## Input
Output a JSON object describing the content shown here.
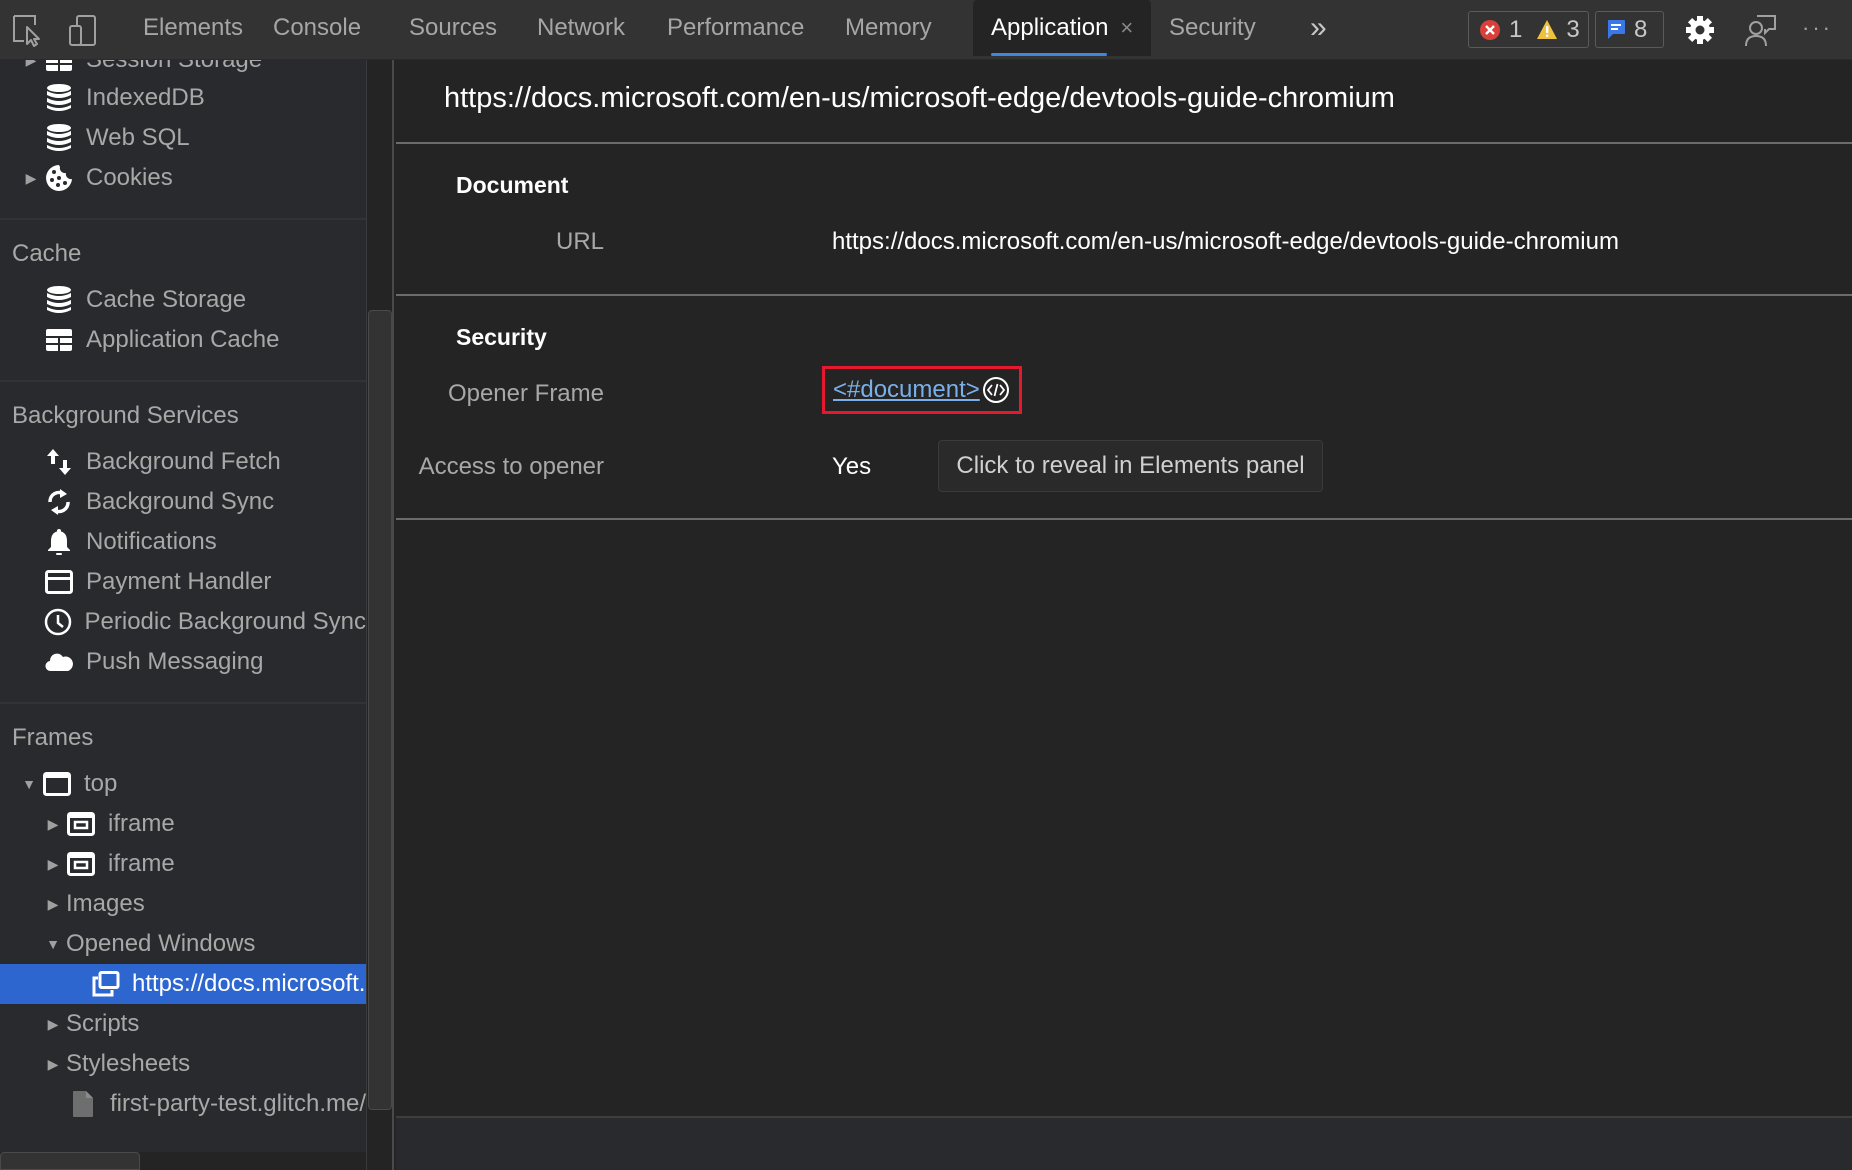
{
  "toolbar": {
    "tabs": [
      {
        "label": "Elements"
      },
      {
        "label": "Console"
      },
      {
        "label": "Sources"
      },
      {
        "label": "Network"
      },
      {
        "label": "Performance"
      },
      {
        "label": "Memory"
      },
      {
        "label": "Application",
        "active": true
      },
      {
        "label": "Security"
      }
    ],
    "close_glyph": "×",
    "more_tabs_glyph": "»",
    "counters": {
      "errors": "1",
      "warnings": "3",
      "messages": "8"
    },
    "more_menu_glyph": "···"
  },
  "sidebar": {
    "storage_items": [
      {
        "label": "Session Storage",
        "icon": "table-icon",
        "expandable": true
      },
      {
        "label": "IndexedDB",
        "icon": "database-icon"
      },
      {
        "label": "Web SQL",
        "icon": "database-icon"
      },
      {
        "label": "Cookies",
        "icon": "cookie-icon",
        "expandable": true
      }
    ],
    "cache": {
      "header": "Cache",
      "items": [
        {
          "label": "Cache Storage",
          "icon": "database-icon"
        },
        {
          "label": "Application Cache",
          "icon": "table-icon"
        }
      ]
    },
    "background_services": {
      "header": "Background Services",
      "items": [
        {
          "label": "Background Fetch",
          "icon": "arrows-up-down-icon"
        },
        {
          "label": "Background Sync",
          "icon": "sync-icon"
        },
        {
          "label": "Notifications",
          "icon": "bell-icon"
        },
        {
          "label": "Payment Handler",
          "icon": "credit-card-icon"
        },
        {
          "label": "Periodic Background Sync",
          "icon": "clock-icon"
        },
        {
          "label": "Push Messaging",
          "icon": "cloud-icon"
        }
      ]
    },
    "frames": {
      "header": "Frames",
      "top": "top",
      "children": [
        {
          "label": "iframe",
          "icon": "iframe-icon"
        },
        {
          "label": "iframe",
          "icon": "iframe-icon"
        },
        {
          "label": "Images"
        },
        {
          "label": "Opened Windows"
        },
        {
          "label": "https://docs.microsoft.com/en-us/microsoft-edge/devtools-guide-chromium",
          "icon": "window-icon",
          "selected": true
        },
        {
          "label": "Scripts"
        },
        {
          "label": "Stylesheets"
        },
        {
          "label": "first-party-test.glitch.me/",
          "icon": "file-icon"
        }
      ]
    }
  },
  "main": {
    "title": "https://docs.microsoft.com/en-us/microsoft-edge/devtools-guide-chromium",
    "document": {
      "heading": "Document",
      "url_label": "URL",
      "url_value": "https://docs.microsoft.com/en-us/microsoft-edge/devtools-guide-chromium"
    },
    "security": {
      "heading": "Security",
      "opener_frame_label": "Opener Frame",
      "opener_frame_value": "<#document>",
      "access_label": "Access to opener",
      "access_value": "Yes",
      "reveal_button": "Click to reveal in Elements panel"
    }
  },
  "colors": {
    "accent": "#3f86e0",
    "selection": "#2e66d0",
    "highlight_box": "#e5182f",
    "link": "#7ab0ea",
    "error": "#d9403a",
    "warning": "#f0c13a",
    "message": "#3b78e7"
  }
}
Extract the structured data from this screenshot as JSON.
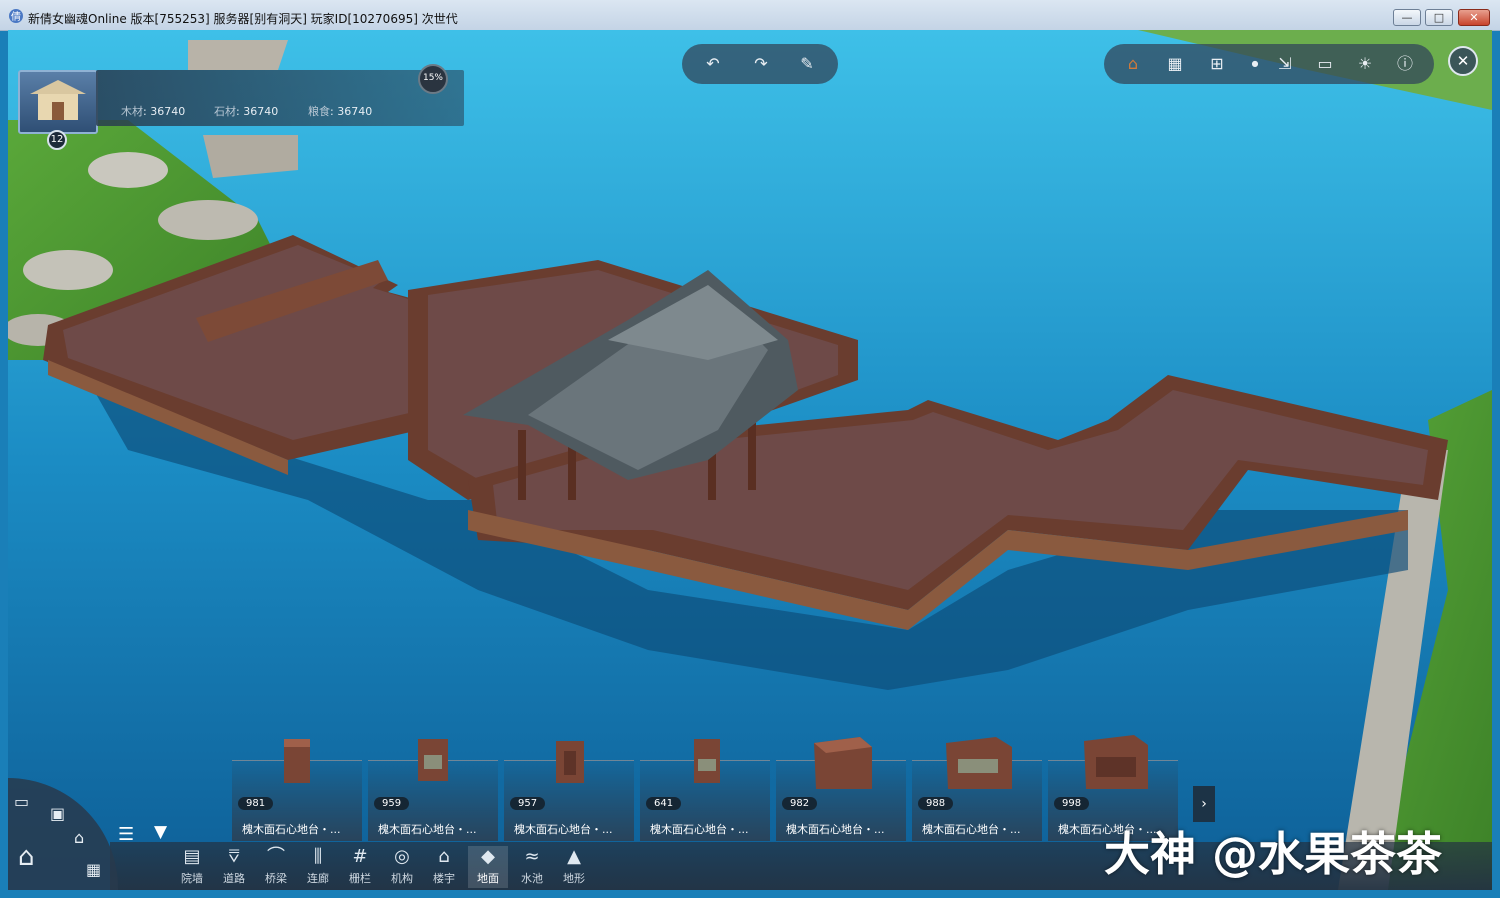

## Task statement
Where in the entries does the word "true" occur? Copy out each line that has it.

## Solution to the exercise
        "active": true
        "expandable": true
        "expandable": true
          "selected": true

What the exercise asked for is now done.